Work out the number of lines that hold "first" in the listing, and give that number with no other text.
┌─ Data to examine
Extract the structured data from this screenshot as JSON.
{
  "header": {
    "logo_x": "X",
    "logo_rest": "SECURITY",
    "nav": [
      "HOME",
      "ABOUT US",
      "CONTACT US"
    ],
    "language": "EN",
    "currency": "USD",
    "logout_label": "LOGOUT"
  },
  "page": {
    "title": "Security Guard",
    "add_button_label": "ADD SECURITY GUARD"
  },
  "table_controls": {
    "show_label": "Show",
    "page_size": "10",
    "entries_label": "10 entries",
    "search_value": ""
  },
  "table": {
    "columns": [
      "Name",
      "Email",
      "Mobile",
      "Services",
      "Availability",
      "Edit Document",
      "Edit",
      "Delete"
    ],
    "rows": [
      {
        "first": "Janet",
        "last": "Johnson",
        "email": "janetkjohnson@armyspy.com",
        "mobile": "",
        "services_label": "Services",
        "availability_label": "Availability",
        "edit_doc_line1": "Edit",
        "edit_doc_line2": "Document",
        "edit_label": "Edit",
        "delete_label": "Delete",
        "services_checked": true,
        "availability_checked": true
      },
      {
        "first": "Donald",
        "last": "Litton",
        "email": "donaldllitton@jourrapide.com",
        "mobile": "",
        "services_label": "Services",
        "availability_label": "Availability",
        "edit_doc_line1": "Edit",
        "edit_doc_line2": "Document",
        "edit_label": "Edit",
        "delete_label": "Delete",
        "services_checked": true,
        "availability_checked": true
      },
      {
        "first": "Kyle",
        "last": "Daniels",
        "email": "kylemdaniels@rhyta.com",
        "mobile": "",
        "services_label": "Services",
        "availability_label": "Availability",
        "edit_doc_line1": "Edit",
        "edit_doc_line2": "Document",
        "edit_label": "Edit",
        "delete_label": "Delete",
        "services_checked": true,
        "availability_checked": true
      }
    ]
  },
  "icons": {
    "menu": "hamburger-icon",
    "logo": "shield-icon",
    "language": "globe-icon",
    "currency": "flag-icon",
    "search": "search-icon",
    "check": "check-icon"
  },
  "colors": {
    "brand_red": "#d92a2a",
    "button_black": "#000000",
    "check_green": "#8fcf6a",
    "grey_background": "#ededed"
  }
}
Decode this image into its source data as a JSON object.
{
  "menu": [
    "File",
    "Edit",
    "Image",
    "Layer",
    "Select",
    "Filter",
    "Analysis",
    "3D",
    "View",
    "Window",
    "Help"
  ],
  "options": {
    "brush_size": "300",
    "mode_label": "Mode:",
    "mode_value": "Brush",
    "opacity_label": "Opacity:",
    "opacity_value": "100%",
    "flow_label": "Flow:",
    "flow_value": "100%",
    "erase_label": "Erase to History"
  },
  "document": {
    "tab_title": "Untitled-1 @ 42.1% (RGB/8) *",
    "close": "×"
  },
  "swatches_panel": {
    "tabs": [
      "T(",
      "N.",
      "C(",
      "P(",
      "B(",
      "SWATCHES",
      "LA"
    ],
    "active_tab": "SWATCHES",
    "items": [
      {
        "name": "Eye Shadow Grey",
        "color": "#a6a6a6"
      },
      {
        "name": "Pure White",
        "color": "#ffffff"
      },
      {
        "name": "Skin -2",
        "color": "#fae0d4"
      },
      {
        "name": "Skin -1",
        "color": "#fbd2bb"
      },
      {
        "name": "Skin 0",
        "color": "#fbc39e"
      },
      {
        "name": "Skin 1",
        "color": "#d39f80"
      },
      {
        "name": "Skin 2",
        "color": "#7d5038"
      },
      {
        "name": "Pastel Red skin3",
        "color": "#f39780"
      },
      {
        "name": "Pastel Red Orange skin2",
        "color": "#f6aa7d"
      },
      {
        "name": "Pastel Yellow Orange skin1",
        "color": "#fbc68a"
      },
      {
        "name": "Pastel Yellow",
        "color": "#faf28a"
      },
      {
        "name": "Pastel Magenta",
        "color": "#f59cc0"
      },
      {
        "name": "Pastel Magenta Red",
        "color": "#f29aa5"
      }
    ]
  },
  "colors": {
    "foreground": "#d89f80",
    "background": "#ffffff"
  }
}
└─
[Solution to this task]:
3